This is the 25th anniversary edition of "Braveheart," a richly detailed saga of power, passion, and the fight for freedom. Mel Gibson stars as William Wallace, a bold Scotsman who rallies his countrymen to liberation from oppressive English rule. (Gary Reber)
Special features include previously released commentary by Mel Gibson; five featurettes: "Braveheart: Battlefields Of The Scottish Rebellion" (HD 45:26), "Braveheart: A Look Back" (HD 60:23), "Smithfield: Medieval Killing Fields" (HD 25:19), "Tales Of William Wallace" (HD 29:59) and "A Writer's Journey" (HD 21:30); two theatrical trailers; Braveheart Timelines and a Movies Anywhere digital code.

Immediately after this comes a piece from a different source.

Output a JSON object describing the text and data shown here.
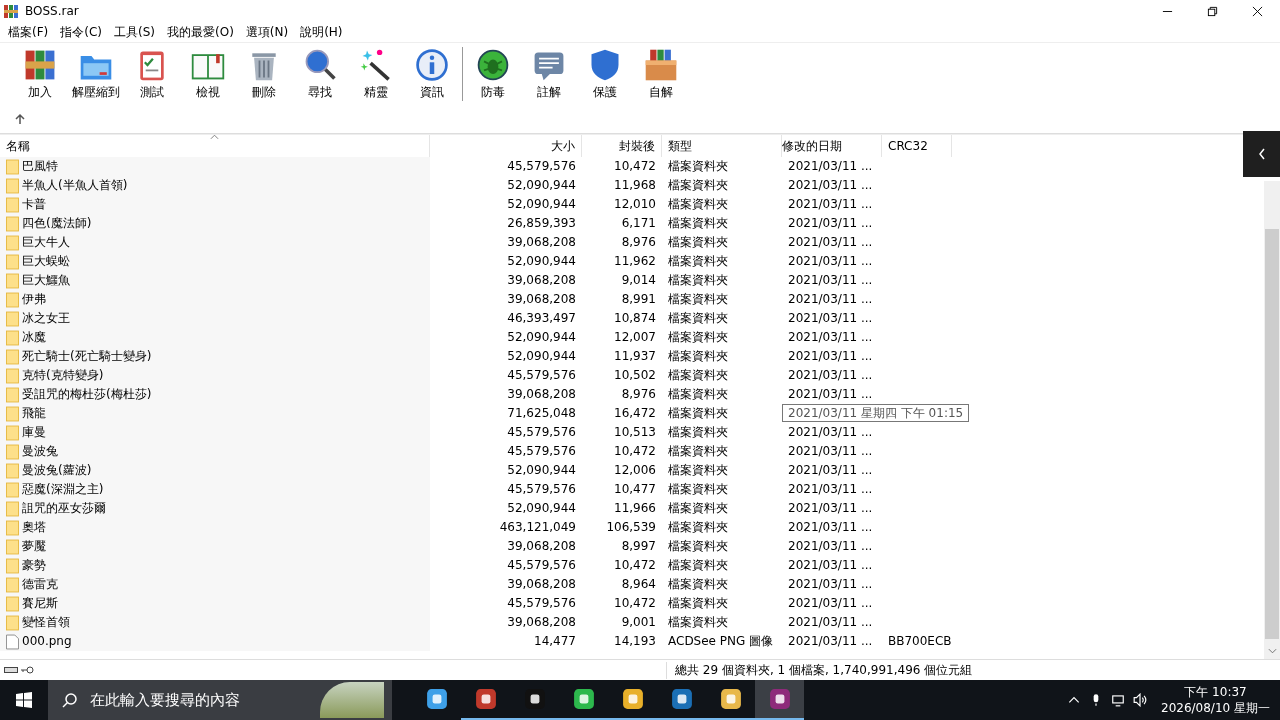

The 2.35:1 2160p HEVC/H.265 Ultra HD HDR10/Dolby Vision picture, reviewed on a Sony Bravia Z9D 4K Ultra HD HDR display, was photographed on Eastman film stock in anamorphic Panavision® using the Panavision Panaflex Platinum camera system and sourced from a 4K master Digital Intermediate format. The imagery exhibits refined filmic grain. The wide color gamut enhancement is spectacular, exhibiting a beautiful picture with lush warm and rich colors. The wide spectrum of nuanced natural hue shadings captivate. This is evident in earthy mountainous vista hues, green grasses, browns of tree trunks, village dirt floors, gray stone interiors, gray shadings of rock structures, brown horses, foggy mountainous terrain, a raging fire blaze, fresh and dried red blood from battles, face paints, worn metal weapons, etc. The color palette is perfectly saturated. HDR contrast is superb with perfect black levels and delineation of shadows in dark interiors. White levels are exhibited in natural daylight, fire and candlelit lighting, dazzling silver armor and other aspects of John Toll's wonderful Academy Award®-winning cinematography. Fleshtones are perfectly natural and expressive of fine details in skin pores, hair, beards, war paint and caked-on blood and dirt. None of these defining characteristics appear out of place or unnatural. Resolution is excellent, exhibiting perfectly defined characters, clothing, and weaponry, as well as nicely resolved battlefields and intimate interiors. WOW! segments are from 46:00 to 52:34, 01:38:08 to 01:39:43, 02:14:46 to 02:16:17, 02:30:16 to 02:32:45 and 02:37:24 to 02:39:02. This is one gorgeous picture that oozes with filmic and textural wonder. This is the absolute reference edition for this classic film. (Gary Reber)
The Dolby Atmos/Dolby TrueHD 7.1-channel soundtrack has been repurposed from the original sound elements for an exceptionally impressive holosonic® spherical surround presentation. Spatial dimensionality is superb, as well as overall clarity. James Horner's beautiful orchestral/choral score floats in space with a very wide frontal soundstage that progresses to the rear of the soundfield with effectively strong surround envelopment. The music is prominent throughout the presentation. Not only is the instrumentation well articulated but the score provides a powerful and natural deep bass extension. Bass also is enhanced in the .1 LFE with powerful thunder, intense galloping horses, fierce combat sonics of armored attire and roaring fires. Other sound effects are comprised of chaotic battle sonics, such as a multitude of thuds, sword clanks, and screams, which during fierce hand-to-hand combat is loud. Atmospheric supports are wonderful and precise and enhance the sense of realism. Foley sound effects are meticulously crafted and effectively enhance realism and the suspension of disbelief. Dialogue is intelligible throughout with both naturally integrated and ADR positioning.
The Immersive Sound element is comprised primarily of the orchestral/choral score extended to the height layer. In an early scene birds and a bird panned from right back to left front height is very effective. Atmospherics and sound effects occur throughout such as wind din, galloping horses, subtle bird chirping, heavy rainfall, thunder, whizzing arrows, men on the battlefield yelling as they fight, men's voices, the roar of intense fire and other subtle effects. There is an effective discrete positioning and panning of sound effects. This is a good utilization of the height layer.
The repurposed Dolby Atmos soundtrack is exciting, dynamic, and spatially dimensional, deserving of the Academy Award for Best Sound Editing. Fans of this classic will be mesmerized. (Gary Reber)